Stored entries
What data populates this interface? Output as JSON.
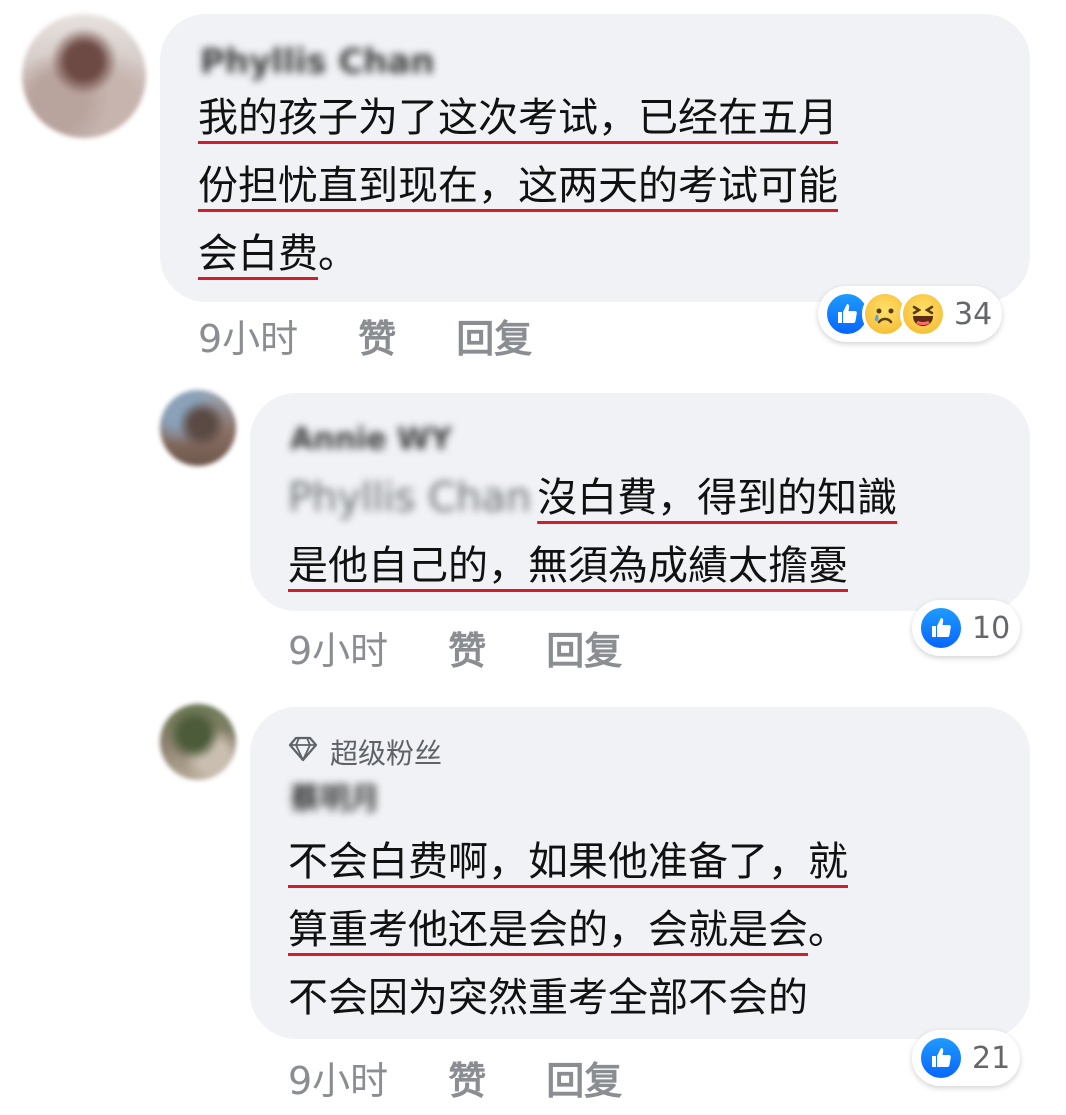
{
  "comments": [
    {
      "author": "Phyllis Chan",
      "lines": [
        "我的孩子为了这次考试，已经在五月",
        "份担忧直到现在，这两天的考试可能",
        "会白费"
      ],
      "line3_tail": "。",
      "time": "9小时",
      "like_label": "赞",
      "reply_label": "回复",
      "reaction_count": "34"
    },
    {
      "author": "Annie WY",
      "mention": "Phyllis Chan",
      "lines": [
        "沒白費，得到的知識",
        "是他自己的，無須為成績太擔憂"
      ],
      "time": "9小时",
      "like_label": "赞",
      "reply_label": "回复",
      "reaction_count": "10"
    },
    {
      "badge": "超级粉丝",
      "author": "蔡明月",
      "lines": [
        "不会白费啊，如果他准备了，就",
        "算重考他还是会的，会就是会",
        "不会因为突然重考全部不会的"
      ],
      "line2_tail": "。",
      "time": "9小时",
      "like_label": "赞",
      "reply_label": "回复",
      "reaction_count": "21"
    }
  ],
  "icons": {
    "like": "like-icon",
    "sad": "sad-face-icon",
    "haha": "laugh-face-icon",
    "badge": "diamond-icon"
  },
  "colors": {
    "bubble": "#f0f2f5",
    "underline": "#d01e2a",
    "like_blue": "#0866ff",
    "meta": "#8a8d91"
  }
}
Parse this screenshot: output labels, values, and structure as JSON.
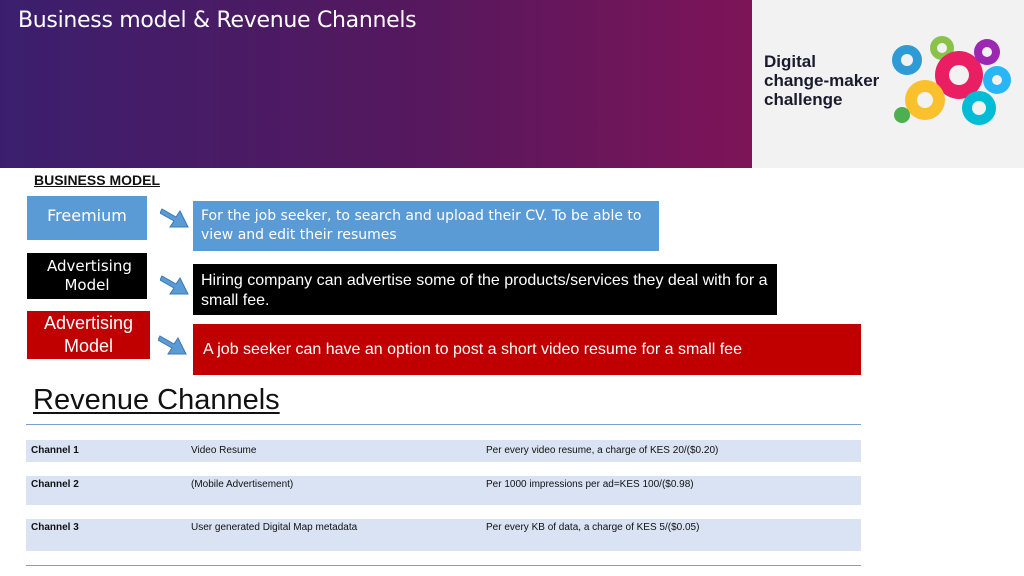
{
  "header": {
    "title": "Business model & Revenue Channels"
  },
  "logo": {
    "line1": "Digital",
    "line2": "change-maker",
    "line3": "challenge"
  },
  "business_model": {
    "heading": "BUSINESS MODEL",
    "items": [
      {
        "label": "Freemium",
        "description": "For the job seeker, to search and upload their CV. To be able to view and edit their resumes",
        "color": "#5b9bd5"
      },
      {
        "label": "Advertising Model",
        "description": "Hiring company can advertise some of the products/services they deal with for a small fee.",
        "color": "#000000"
      },
      {
        "label": "Advertising Model",
        "description": "A job seeker  can have an option to post a short video resume for a small fee",
        "color": "#c00000"
      }
    ]
  },
  "revenue_channels": {
    "heading": "Revenue Channels",
    "rows": [
      {
        "channel": "Channel 1",
        "item": "Video Resume",
        "charge": "Per every video resume, a charge of KES 20/($0.20)"
      },
      {
        "channel": "Channel 2",
        "item": "(Mobile Advertisement)",
        "charge": "Per 1000 impressions per ad=KES 100/($0.98)"
      },
      {
        "channel": "Channel  3",
        "item": "User generated Digital Map metadata",
        "charge": "Per every KB of data, a charge of KES 5/($0.05)"
      }
    ]
  },
  "colors": {
    "banner_start": "#3b1f6e",
    "banner_end": "#7e1458",
    "table_row": "#dae3f3",
    "arrow": "#5b9bd5"
  }
}
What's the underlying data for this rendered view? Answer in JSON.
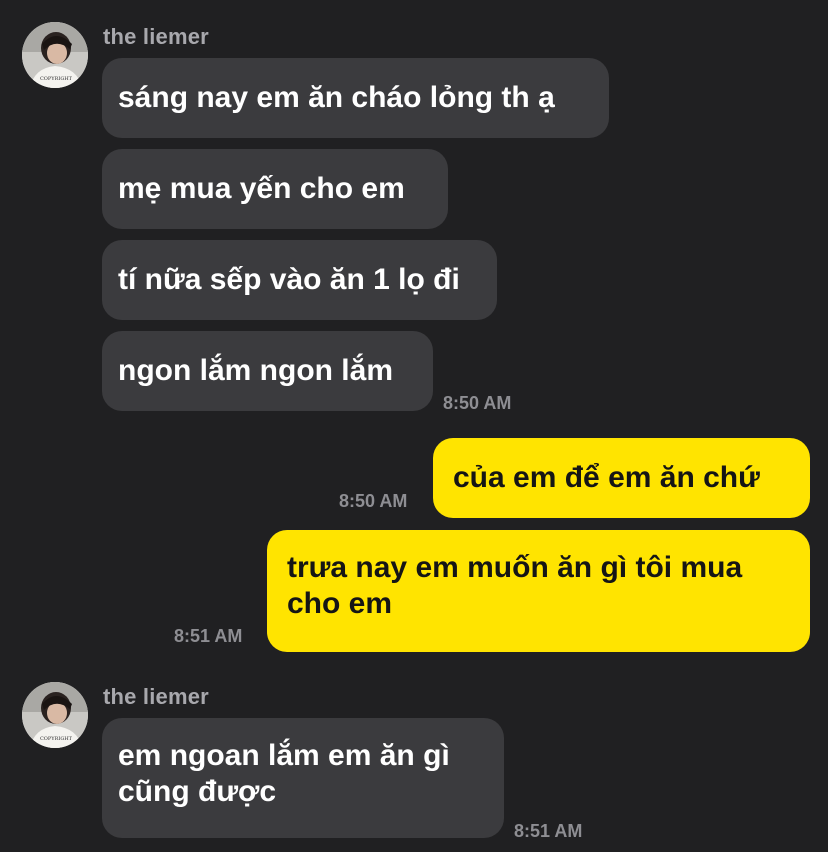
{
  "chat": {
    "contact_name": "the liemer",
    "avatar_shirt_text": "COPYRIGHT",
    "groups": [
      {
        "sender": "the liemer",
        "messages": [
          "sáng nay em ăn cháo lỏng th ạ",
          "mẹ mua yến cho em",
          "tí nữa sếp vào ăn 1 lọ đi",
          "ngon lắm ngon lắm"
        ],
        "time": "8:50 AM"
      },
      {
        "sender": "me",
        "messages": [
          "của em để em ăn chứ"
        ],
        "time": "8:50 AM"
      },
      {
        "sender": "me",
        "messages": [
          "trưa nay em muốn ăn gì tôi mua cho em"
        ],
        "time": "8:51 AM"
      },
      {
        "sender": "the liemer",
        "messages": [
          "em ngoan lắm em ăn gì cũng được"
        ],
        "time": "8:51 AM"
      }
    ]
  },
  "colors": {
    "background": "#202022",
    "incoming_bubble": "#3b3b3e",
    "outgoing_bubble": "#ffe400",
    "timestamp": "#8e8e93",
    "sender_name": "#a8a8ad"
  }
}
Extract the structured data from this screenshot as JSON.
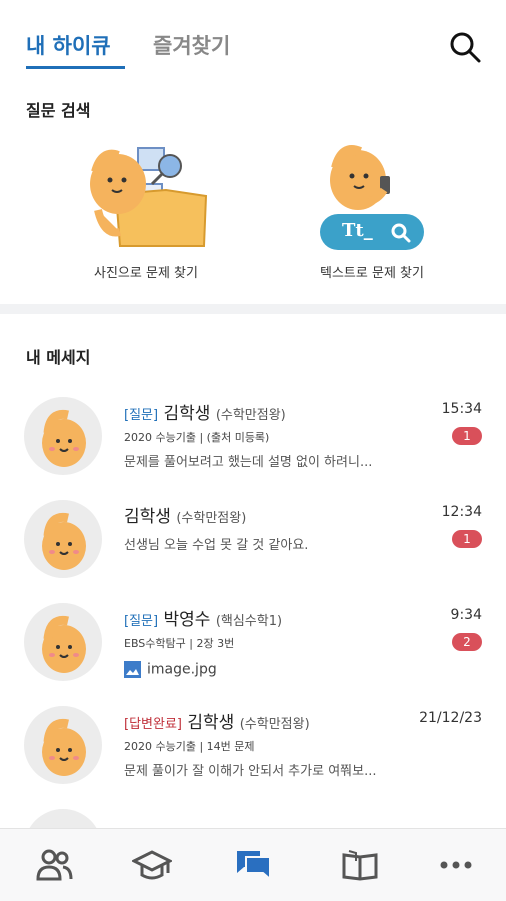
{
  "header": {
    "tab_active": "내 하이큐",
    "tab_inactive": "즐겨찾기",
    "search_icon": "search-icon"
  },
  "question_search": {
    "title": "질문 검색",
    "photo_label": "사진으로 문제 찾기",
    "text_label": "텍스트로 문제 찾기",
    "text_search_box": "Tt_"
  },
  "messages_section": {
    "title": "내 메세지",
    "items": [
      {
        "tag": "[질문]",
        "tag_type": "question",
        "name": "김학생",
        "sub": "(수학만점왕)",
        "source": "2020 수능기출 | (출처 미등록)",
        "preview": "문제를 풀어보려고 했는데 설명 없이 하려니...",
        "time": "15:34",
        "badge": "1"
      },
      {
        "tag": "",
        "tag_type": "",
        "name": "김학생",
        "sub": "(수학만점왕)",
        "source": "",
        "preview": "선생님 오늘 수업 못 갈 것 같아요.",
        "time": "12:34",
        "badge": "1"
      },
      {
        "tag": "[질문]",
        "tag_type": "question",
        "name": "박영수",
        "sub": "(핵심수학1)",
        "source": "EBS수학탐구 | 2장 3번",
        "attachment": "image.jpg",
        "time": "9:34",
        "badge": "2"
      },
      {
        "tag": "[답변완료]",
        "tag_type": "answered",
        "name": "김학생",
        "sub": "(수학만점왕)",
        "source": "2020 수능기출 | 14번 문제",
        "preview": "문제 풀이가 잘 이해가 안되서 추가로 여쭤보...",
        "time": "21/12/23",
        "badge": ""
      }
    ]
  },
  "bottom_nav": [
    "people-icon",
    "graduation-cap-icon",
    "chat-icon",
    "book-icon",
    "more-icon"
  ],
  "colors": {
    "accent": "#1f6fb8",
    "badge": "#d9505a",
    "answered": "#c0303a",
    "mascot": "#f5b35d"
  }
}
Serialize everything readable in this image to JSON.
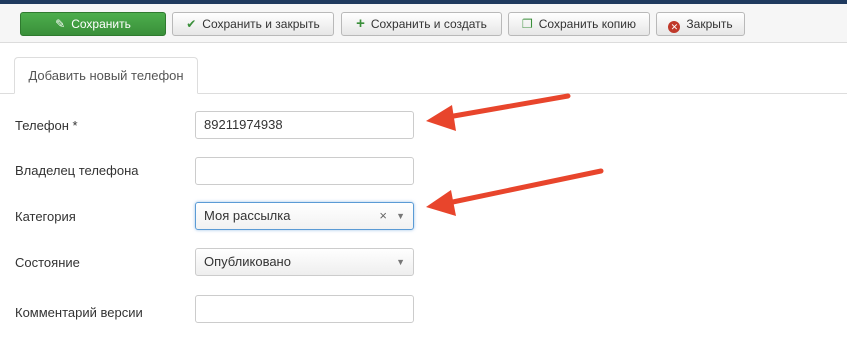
{
  "toolbar": {
    "save": "Сохранить",
    "save_close": "Сохранить и закрыть",
    "save_new": "Сохранить и создать",
    "save_copy": "Сохранить копию",
    "close": "Закрыть"
  },
  "tab": {
    "label": "Добавить новый телефон"
  },
  "form": {
    "phone": {
      "label": "Телефон *",
      "value": "89211974938"
    },
    "owner": {
      "label": "Владелец телефона",
      "value": ""
    },
    "category": {
      "label": "Категория",
      "value": "Моя рассылка",
      "clear": "×"
    },
    "state": {
      "label": "Состояние",
      "value": "Опубликовано"
    },
    "comment": {
      "label": "Комментарий версии",
      "value": ""
    }
  },
  "colors": {
    "accent_green": "#3a8f3a",
    "focus_blue": "#5b9bd5",
    "arrow_red": "#e8452c"
  },
  "icons": [
    "edit-icon",
    "check-icon",
    "plus-icon",
    "copy-icon",
    "close-icon",
    "clear-icon",
    "chevron-down-icon"
  ]
}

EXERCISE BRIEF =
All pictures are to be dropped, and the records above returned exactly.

WRITTEN SOLUTION =
What data populates this interface? Output as JSON.
{
  "comments": [
    {
      "author": "Phyllis Chan",
      "lines": [
        "我的孩子为了这次考试，已经在五月",
        "份担忧直到现在，这两天的考试可能",
        "会白费"
      ],
      "line3_tail": "。",
      "time": "9小时",
      "like_label": "赞",
      "reply_label": "回复",
      "reaction_count": "34"
    },
    {
      "author": "Annie WY",
      "mention": "Phyllis Chan",
      "lines": [
        "沒白費，得到的知識",
        "是他自己的，無須為成績太擔憂"
      ],
      "time": "9小时",
      "like_label": "赞",
      "reply_label": "回复",
      "reaction_count": "10"
    },
    {
      "badge": "超级粉丝",
      "author": "蔡明月",
      "lines": [
        "不会白费啊，如果他准备了，就",
        "算重考他还是会的，会就是会",
        "不会因为突然重考全部不会的"
      ],
      "line2_tail": "。",
      "time": "9小时",
      "like_label": "赞",
      "reply_label": "回复",
      "reaction_count": "21"
    }
  ],
  "icons": {
    "like": "like-icon",
    "sad": "sad-face-icon",
    "haha": "laugh-face-icon",
    "badge": "diamond-icon"
  },
  "colors": {
    "bubble": "#f0f2f5",
    "underline": "#d01e2a",
    "like_blue": "#0866ff",
    "meta": "#8a8d91"
  }
}
Parse this screenshot: output labels, values, and structure as JSON.
{
  "header": {
    "title": "Business model & Revenue Channels"
  },
  "logo": {
    "line1": "Digital",
    "line2": "change-maker",
    "line3": "challenge"
  },
  "business_model": {
    "heading": "BUSINESS MODEL",
    "items": [
      {
        "label": "Freemium",
        "description": "For the job seeker, to search and upload their CV. To be able to view and edit their resumes",
        "color": "#5b9bd5"
      },
      {
        "label": "Advertising Model",
        "description": "Hiring company can advertise some of the products/services they deal with for a small fee.",
        "color": "#000000"
      },
      {
        "label": "Advertising Model",
        "description": "A job seeker  can have an option to post a short video resume for a small fee",
        "color": "#c00000"
      }
    ]
  },
  "revenue_channels": {
    "heading": "Revenue Channels",
    "rows": [
      {
        "channel": "Channel 1",
        "item": "Video Resume",
        "charge": "Per every video resume, a charge of KES 20/($0.20)"
      },
      {
        "channel": "Channel 2",
        "item": "(Mobile Advertisement)",
        "charge": "Per 1000 impressions per ad=KES 100/($0.98)"
      },
      {
        "channel": "Channel  3",
        "item": "User generated Digital Map metadata",
        "charge": "Per every KB of data, a charge of KES 5/($0.05)"
      }
    ]
  },
  "colors": {
    "banner_start": "#3b1f6e",
    "banner_end": "#7e1458",
    "table_row": "#dae3f3",
    "arrow": "#5b9bd5"
  }
}
What's the underlying data for this rendered view? Answer in JSON.
{
  "chat": {
    "contact_name": "the liemer",
    "avatar_shirt_text": "COPYRIGHT",
    "groups": [
      {
        "sender": "the liemer",
        "messages": [
          "sáng nay em ăn cháo lỏng th ạ",
          "mẹ mua yến cho em",
          "tí nữa sếp vào ăn 1 lọ đi",
          "ngon lắm ngon lắm"
        ],
        "time": "8:50 AM"
      },
      {
        "sender": "me",
        "messages": [
          "của em để em ăn chứ"
        ],
        "time": "8:50 AM"
      },
      {
        "sender": "me",
        "messages": [
          "trưa nay em muốn ăn gì tôi mua cho em"
        ],
        "time": "8:51 AM"
      },
      {
        "sender": "the liemer",
        "messages": [
          "em ngoan lắm em ăn gì cũng được"
        ],
        "time": "8:51 AM"
      }
    ]
  },
  "colors": {
    "background": "#202022",
    "incoming_bubble": "#3b3b3e",
    "outgoing_bubble": "#ffe400",
    "timestamp": "#8e8e93",
    "sender_name": "#a8a8ad"
  }
}
Extract the structured data from this screenshot as JSON.
{
  "header": {
    "tab_active": "내 하이큐",
    "tab_inactive": "즐겨찾기",
    "search_icon": "search-icon"
  },
  "question_search": {
    "title": "질문 검색",
    "photo_label": "사진으로 문제 찾기",
    "text_label": "텍스트로 문제 찾기",
    "text_search_box": "Tt_"
  },
  "messages_section": {
    "title": "내 메세지",
    "items": [
      {
        "tag": "[질문]",
        "tag_type": "question",
        "name": "김학생",
        "sub": "(수학만점왕)",
        "source": "2020 수능기출 | (출처 미등록)",
        "preview": "문제를 풀어보려고 했는데 설명 없이 하려니...",
        "time": "15:34",
        "badge": "1"
      },
      {
        "tag": "",
        "tag_type": "",
        "name": "김학생",
        "sub": "(수학만점왕)",
        "source": "",
        "preview": "선생님 오늘 수업 못 갈 것 같아요.",
        "time": "12:34",
        "badge": "1"
      },
      {
        "tag": "[질문]",
        "tag_type": "question",
        "name": "박영수",
        "sub": "(핵심수학1)",
        "source": "EBS수학탐구 | 2장 3번",
        "attachment": "image.jpg",
        "time": "9:34",
        "badge": "2"
      },
      {
        "tag": "[답변완료]",
        "tag_type": "answered",
        "name": "김학생",
        "sub": "(수학만점왕)",
        "source": "2020 수능기출 | 14번 문제",
        "preview": "문제 풀이가 잘 이해가 안되서 추가로 여쭤보...",
        "time": "21/12/23",
        "badge": ""
      }
    ]
  },
  "bottom_nav": [
    "people-icon",
    "graduation-cap-icon",
    "chat-icon",
    "book-icon",
    "more-icon"
  ],
  "colors": {
    "accent": "#1f6fb8",
    "badge": "#d9505a",
    "answered": "#c0303a",
    "mascot": "#f5b35d"
  }
}
Serialize everything readable in this image to JSON.
{
  "toolbar": {
    "save": "Сохранить",
    "save_close": "Сохранить и закрыть",
    "save_new": "Сохранить и создать",
    "save_copy": "Сохранить копию",
    "close": "Закрыть"
  },
  "tab": {
    "label": "Добавить новый телефон"
  },
  "form": {
    "phone": {
      "label": "Телефон *",
      "value": "89211974938"
    },
    "owner": {
      "label": "Владелец телефона",
      "value": ""
    },
    "category": {
      "label": "Категория",
      "value": "Моя рассылка",
      "clear": "×"
    },
    "state": {
      "label": "Состояние",
      "value": "Опубликовано"
    },
    "comment": {
      "label": "Комментарий версии",
      "value": ""
    }
  },
  "colors": {
    "accent_green": "#3a8f3a",
    "focus_blue": "#5b9bd5",
    "arrow_red": "#e8452c"
  },
  "icons": [
    "edit-icon",
    "check-icon",
    "plus-icon",
    "copy-icon",
    "close-icon",
    "clear-icon",
    "chevron-down-icon"
  ]
}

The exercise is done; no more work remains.